Matt Reifschneider’s review published on Letterboxd:
It's not very often the hero of an Italian film, one of a pulpy genre nonetheless, is completely disinterested in women and slays his enemies with a tiny gun while playing a soft melody from his pocket watch. This is where this first Sartana film is vastly interesting. Part of the film has no real interest in deviating from the core elements of the highly popular spaghetti western. The narrative is rather predictable, obviously pulling on the success of a similar plot and "tough guy" wandering gunman that made Leone's early films so successful. It's a dusty, corrupt town. Two sides of evil gangs. One anti-hero with a mysterious agenda. Even the performance of Gianni Garko as the titular character is fairly straight forward. He seems to have a sly sense of humor and some impeccable style, but he's not much for words and all about how to enter a room. It's a well made film, but the script leaves a lot of depth and freshness to be desired.
On the other hand, there are some really clever executions and details to the film that set it apart from its peers. The action is crisp and entertaining, the characters are wild caricatures (including a great and unhinged performance from Klaus Kinski), and the film pops with some great dialogue and slick visual style. The film builds a fascinating mythos around Sartana with his strange small, four bullet carrying gun and his penchant for gimmicky traps. A sequence in a hotel room with a rope and a chair might be one of the highlights of that last point. It got a hearty laugh out of me. Director Gianfranco Parolini embraces the quirks of the execution too which is hugely beneficial to it.
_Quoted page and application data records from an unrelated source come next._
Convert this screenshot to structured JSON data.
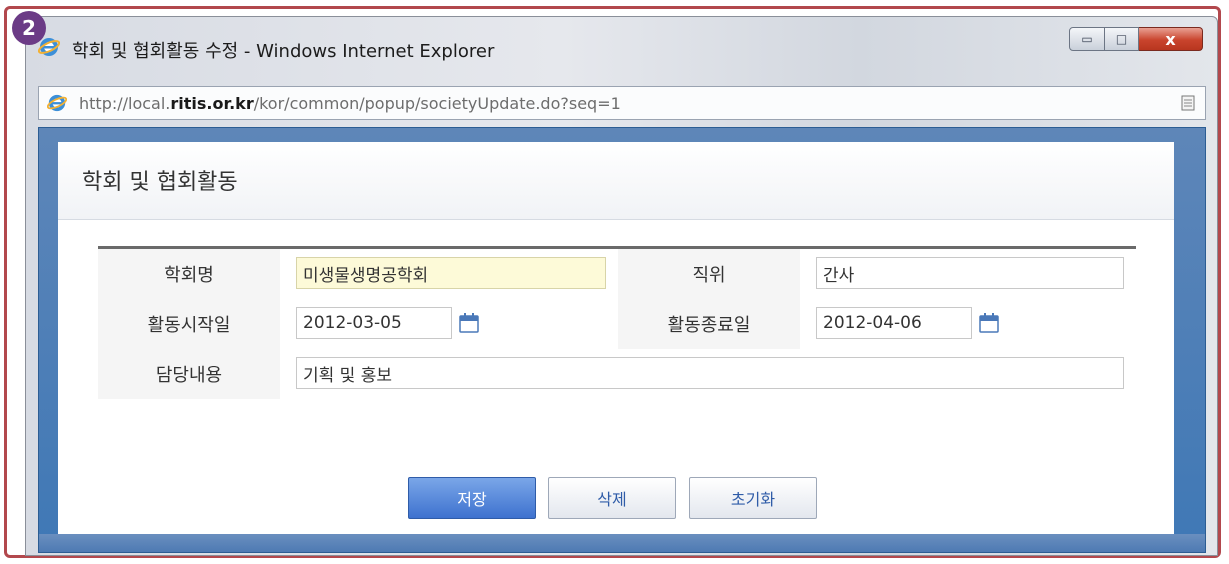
{
  "step_badge": "2",
  "window": {
    "title": "학회 및 협회활동 수정 - Windows Internet Explorer",
    "caption_buttons": {
      "minimize": "▭",
      "maximize": "□",
      "close": "x"
    }
  },
  "address_bar": {
    "prefix": "http://local.",
    "domain": "ritis.or.kr",
    "path": "/kor/common/popup/societyUpdate.do?seq=1"
  },
  "dialog": {
    "title": "학회 및 협회활동",
    "form": {
      "society_name": {
        "label": "학회명",
        "value": "미생물생명공학회"
      },
      "position": {
        "label": "직위",
        "value": "간사"
      },
      "start_date": {
        "label": "활동시작일",
        "value": "2012-03-05"
      },
      "end_date": {
        "label": "활동종료일",
        "value": "2012-04-06"
      },
      "description": {
        "label": "담당내용",
        "value": "기획 및 홍보"
      }
    },
    "buttons": {
      "save": "저장",
      "delete": "삭제",
      "reset": "초기화"
    }
  },
  "colors": {
    "frame_border": "#b2484d",
    "badge": "#6b3b86",
    "content_frame": "#3f78b6",
    "primary_button": "#3e72cf",
    "highlight_field": "#fdfad8"
  },
  "icons": [
    "ie-icon",
    "page-icon",
    "calendar-icon"
  ]
}
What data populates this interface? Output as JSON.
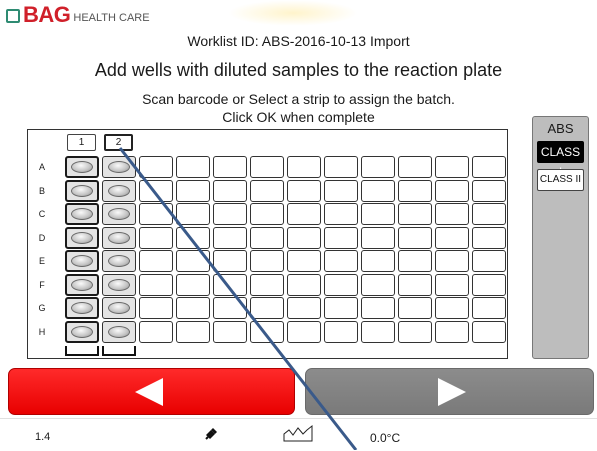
{
  "logo": {
    "brand": "BAG",
    "tagline": "HEALTH CARE"
  },
  "header": {
    "worklist": "Worklist ID: ABS-2016-10-13 Import",
    "heading": "Add wells with diluted samples to the reaction plate",
    "instruction_1": "Scan barcode or Select a strip to assign the batch.",
    "instruction_2": "Click OK when complete"
  },
  "plate": {
    "rows": [
      "A",
      "B",
      "C",
      "D",
      "E",
      "F",
      "G",
      "H"
    ],
    "column_headers": [
      "1",
      "2"
    ],
    "columns_total": 12,
    "filled_columns": 2,
    "selected_column": 1
  },
  "side_panel": {
    "title": "ABS",
    "options": [
      "CLASS I",
      "CLASS II"
    ],
    "selected": "CLASS I"
  },
  "navigation": {
    "back_icon": "left-triangle-icon",
    "next_icon": "right-triangle-icon"
  },
  "status": {
    "version": "1.4",
    "temperature": "0.0°C",
    "icons": [
      "plug-icon",
      "graph-icon"
    ]
  },
  "colors": {
    "back": "#ff0000",
    "next": "#808080",
    "brand_red": "#d0202a",
    "brand_green": "#2e8b72",
    "panel": "#bdbdbd"
  }
}
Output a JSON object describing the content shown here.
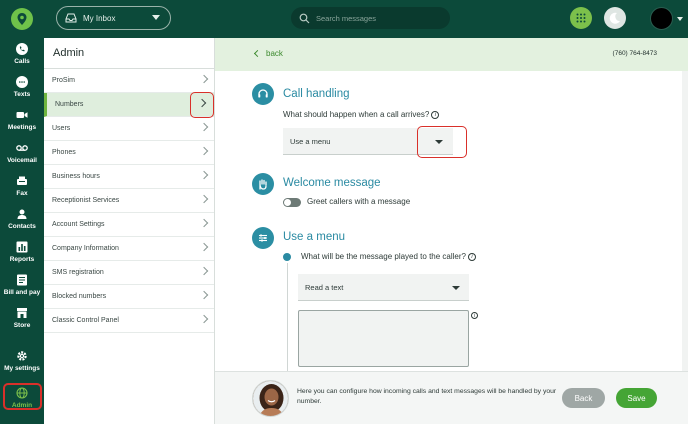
{
  "header": {
    "inbox_label": "My Inbox",
    "search_placeholder": "Search messages"
  },
  "leftnav": {
    "items": [
      {
        "label": "Calls",
        "icon": "phone-icon"
      },
      {
        "label": "Texts",
        "icon": "chat-icon"
      },
      {
        "label": "Meetings",
        "icon": "video-icon"
      },
      {
        "label": "Voicemail",
        "icon": "voicemail-icon"
      },
      {
        "label": "Fax",
        "icon": "fax-icon"
      },
      {
        "label": "Contacts",
        "icon": "contacts-icon"
      },
      {
        "label": "Reports",
        "icon": "chart-icon"
      },
      {
        "label": "Bill and pay",
        "icon": "bill-icon"
      },
      {
        "label": "Store",
        "icon": "store-icon"
      },
      {
        "label": "My settings",
        "icon": "gear-icon"
      },
      {
        "label": "Admin",
        "icon": "globe-icon"
      }
    ]
  },
  "admin": {
    "title": "Admin",
    "items": [
      "ProSim",
      "Numbers",
      "Users",
      "Phones",
      "Business hours",
      "Receptionist Services",
      "Account Settings",
      "Company Information",
      "SMS registration",
      "Blocked numbers",
      "Classic Control Panel"
    ],
    "active": "Numbers"
  },
  "main": {
    "back_label": "back",
    "phone_number": "(760) 764-8473",
    "call_handling": {
      "title": "Call handling",
      "question": "What should happen when a call arrives?",
      "selected": "Use a menu"
    },
    "welcome": {
      "title": "Welcome message",
      "toggle_label": "Greet callers with a message"
    },
    "menu": {
      "title": "Use a menu",
      "question": "What will be the message played to the caller?",
      "selected": "Read a text",
      "text_value": ""
    }
  },
  "footer": {
    "help_text": "Here you can configure how incoming calls and text messages will be handled by your number.",
    "back_label": "Back",
    "save_label": "Save"
  },
  "colors": {
    "brand_dark": "#0c4a3a",
    "brand_green": "#7cc04b",
    "accent_teal": "#2a8aa2",
    "highlight_red": "#d9302a"
  }
}
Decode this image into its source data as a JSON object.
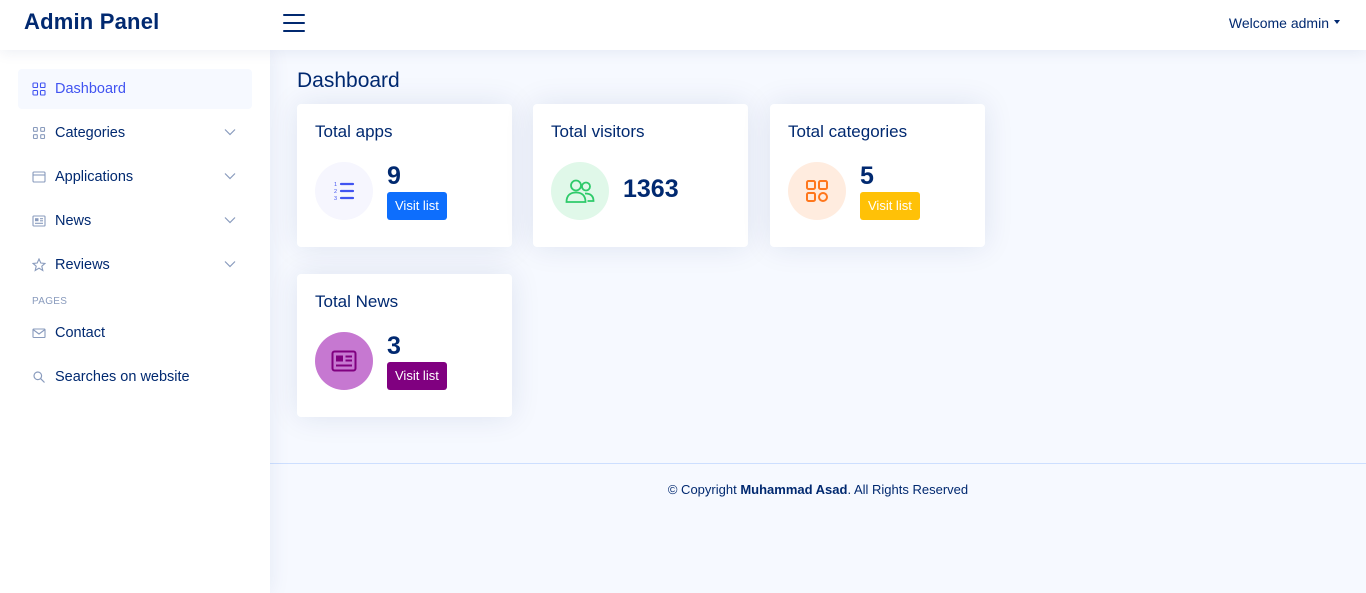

Now that Arrow Video has released the five main films of the franchise, I'm ecstatic to dig into the rest. If You Meet Sartana Pray for Your Death is an entertaining and quirky start to this franchise.